Julián Castro speaks at first media availability before Miami debate
“In a global economy powered by ideas and information, a country’s greatest asset is its people. In the United States, we have a clear monument to what the Cuban people can build — it’s called Miami.” – President Barack Obama, Havana, March 22, 2016.
Welcome to Miami, post-Obama Democratic hopefuls.
Before you take your place at the Adrienne Arsht Center for the Performing Arts, look south.
You couldn’t ask for a timelier backdrop to the Democratic presidential debates than the Russian warships docked in Havana — in lieu of the U.S. cruise ships packed with Americans eager to connect with Cubans.
From there, the Russians are scheduled to sail to Venezuela to prop up the faltering Nicolás Maduro regime. An advanced warship is armed with cruise missiles.
The Russian intervention is a two-for-one punch to President Donald Trump’s misguided isolationist Cuba policy and his failure to force regime change in Venezuela — and a one-way ticket to a second rendition of the Cold War.
For you, the 20 candidates vying for the Democratic nomination, this represents an opportunity to put forward another vision of hemispheric relations right here, where it matters most, the Gateway to the Americas.
What happens in these countries is not just a matter of foreign policy or national security in South Florida. They are local issues that evoke passions, affect voting patterns — and decide elections.
This explains, for example, why Miami-Dade is a Democratic county led mostly by Republicans.
Geography matters on this end of the peninsula — and winning in 2020 is all about managing margins in purple Florida.

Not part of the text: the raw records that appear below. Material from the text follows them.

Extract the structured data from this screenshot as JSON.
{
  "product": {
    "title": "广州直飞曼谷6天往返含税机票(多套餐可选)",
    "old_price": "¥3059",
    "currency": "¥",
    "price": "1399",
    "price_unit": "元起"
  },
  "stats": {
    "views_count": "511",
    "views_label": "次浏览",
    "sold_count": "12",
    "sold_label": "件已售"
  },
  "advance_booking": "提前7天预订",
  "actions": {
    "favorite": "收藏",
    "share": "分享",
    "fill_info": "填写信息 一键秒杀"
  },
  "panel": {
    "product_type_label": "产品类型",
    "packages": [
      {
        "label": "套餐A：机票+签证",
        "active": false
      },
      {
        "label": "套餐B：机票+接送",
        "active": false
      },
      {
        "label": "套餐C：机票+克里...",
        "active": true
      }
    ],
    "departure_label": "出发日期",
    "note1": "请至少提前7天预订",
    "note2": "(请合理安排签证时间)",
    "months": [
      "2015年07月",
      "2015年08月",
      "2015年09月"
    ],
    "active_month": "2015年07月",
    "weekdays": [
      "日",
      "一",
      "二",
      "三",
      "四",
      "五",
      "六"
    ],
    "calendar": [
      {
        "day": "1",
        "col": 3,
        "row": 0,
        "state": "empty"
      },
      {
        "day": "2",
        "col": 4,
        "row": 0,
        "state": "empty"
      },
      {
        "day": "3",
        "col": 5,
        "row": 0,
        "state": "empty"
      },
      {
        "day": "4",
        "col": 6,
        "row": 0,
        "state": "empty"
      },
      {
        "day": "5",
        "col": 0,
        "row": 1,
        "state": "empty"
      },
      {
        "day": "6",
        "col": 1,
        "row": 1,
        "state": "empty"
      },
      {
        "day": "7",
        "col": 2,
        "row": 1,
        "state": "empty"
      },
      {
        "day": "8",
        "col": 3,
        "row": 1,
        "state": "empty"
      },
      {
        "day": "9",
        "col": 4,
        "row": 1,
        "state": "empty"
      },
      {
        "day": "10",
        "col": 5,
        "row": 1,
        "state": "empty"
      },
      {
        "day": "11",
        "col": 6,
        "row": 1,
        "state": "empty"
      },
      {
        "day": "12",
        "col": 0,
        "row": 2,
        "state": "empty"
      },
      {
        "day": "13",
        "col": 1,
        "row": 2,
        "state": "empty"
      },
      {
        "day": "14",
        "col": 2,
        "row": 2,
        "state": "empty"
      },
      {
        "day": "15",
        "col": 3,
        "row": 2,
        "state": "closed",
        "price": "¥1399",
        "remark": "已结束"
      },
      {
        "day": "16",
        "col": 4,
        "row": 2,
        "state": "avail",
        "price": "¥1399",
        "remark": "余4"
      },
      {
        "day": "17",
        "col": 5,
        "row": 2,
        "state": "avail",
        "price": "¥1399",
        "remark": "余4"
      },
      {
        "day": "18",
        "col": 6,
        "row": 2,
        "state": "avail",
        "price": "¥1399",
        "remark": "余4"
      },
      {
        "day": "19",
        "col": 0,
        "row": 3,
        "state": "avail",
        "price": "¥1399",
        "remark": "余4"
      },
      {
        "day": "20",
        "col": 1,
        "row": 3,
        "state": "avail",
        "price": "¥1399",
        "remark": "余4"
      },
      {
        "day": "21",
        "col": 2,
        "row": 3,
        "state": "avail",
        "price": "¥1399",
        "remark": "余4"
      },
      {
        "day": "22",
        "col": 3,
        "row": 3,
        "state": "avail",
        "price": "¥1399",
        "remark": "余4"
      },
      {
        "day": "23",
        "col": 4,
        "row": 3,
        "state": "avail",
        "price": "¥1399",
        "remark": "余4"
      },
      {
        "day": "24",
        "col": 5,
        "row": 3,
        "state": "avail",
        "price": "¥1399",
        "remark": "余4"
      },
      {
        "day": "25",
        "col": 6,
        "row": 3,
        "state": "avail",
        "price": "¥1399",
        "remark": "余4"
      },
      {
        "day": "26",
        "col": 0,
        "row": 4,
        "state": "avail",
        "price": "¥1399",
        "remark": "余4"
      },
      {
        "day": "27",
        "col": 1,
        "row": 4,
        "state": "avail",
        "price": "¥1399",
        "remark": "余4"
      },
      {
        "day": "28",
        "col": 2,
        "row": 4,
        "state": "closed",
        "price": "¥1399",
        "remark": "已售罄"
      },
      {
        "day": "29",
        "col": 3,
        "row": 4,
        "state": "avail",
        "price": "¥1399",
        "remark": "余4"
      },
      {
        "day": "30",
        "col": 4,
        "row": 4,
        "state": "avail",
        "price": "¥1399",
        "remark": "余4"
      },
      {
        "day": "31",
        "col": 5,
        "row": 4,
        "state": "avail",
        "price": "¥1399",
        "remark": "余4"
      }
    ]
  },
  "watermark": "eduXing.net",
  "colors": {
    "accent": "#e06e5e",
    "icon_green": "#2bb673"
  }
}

Miami is the perfect petri dish of voter groups that swing elections: Hispanic, black, millennial, LGBTQ. Beyond identity politics, Miamians care about immigration, education, climate change, healthcare, affordable housing and income disparity.
But we also care deeply about Cuba, Venezuela, Haiti, and Central America — and you can’t underestimate that, whether you land on the presidential ticket or serve the next administration in another capacity.
Know us. Address us.
Don’t just wing it as if you were in Anywhere, USA.
We are, as the writer T.D. Allman dubbed Miami decades ago, the City of the Future.
The foreign feel and sounds are an asset here. Yet they don’t take away one sliver of our patriotism, as so many Americans north of the county line wrongly assume.
Just drive down Palm Avenue in Hialeah or walk a nook of canopied Miami Lakes where U.S. flags are hoisted on trees year-round.
The multi-layers of heritage, language, and culture mean that we’re America’s bridge-builders and translators. You need us now, and more so, into the future.
Yet, under Trump, we’ve taken steps backward, almost have lost who we are in Miami.
To our regret, we’re not only ground zero for accelerating climate change — a fact this administration ignored when it rolled back key Obama rules on carbon emissions — but also for the shameful Trump policy of long-term child incarceration.
We’re heartbroken. We feel impotent. We’re hoping that the next president will shut the children’s detention center down.
Do heed Congresswoman Debbie Mucarsel-Powell’s call to visit the misnamed Homestead Temporary Shelter for Unaccompanied Children, where some 3,000 children are spending months in custody in a cold, military-styled regimen.
They won’t let you in. This privately run prison for children fleeing violence and dire poverty, the largest in the country, operates in the shadows about 30 miles from Miami, far from public view.
But just being there helps keep the children’s plight in the public’s eye.
How did Miami, quintessential city of refuge, allow this to happen?
Let me simplify: Cubans are party loyalists, whether it’s here or in Cuba, and they are reliable voters in every election. In 2016, they were expecting to elect hometown Republican Jeb Bush president. When he didn’t win the nomination, they jumped on the winner’s bandwagon.
They were rewarded with an end to rapprochement, the Cuba crackdown, the attempt to rid Venezuela of Maduro, and most recently, the right to sue over properties confiscated by the Cuban government.
This could spell trouble for the Democrats.
A new Mason-Dixon poll concluded that 59% of Cuban Americans approve of Trump. But the sample was small and the margin of error is higher than 5%, which brings the number of Trump fans closer to the vote in 2016.
With those Russian warships 90 miles from Key West, who knows?
Look south for lessons, Democrats.
You’re in the right city.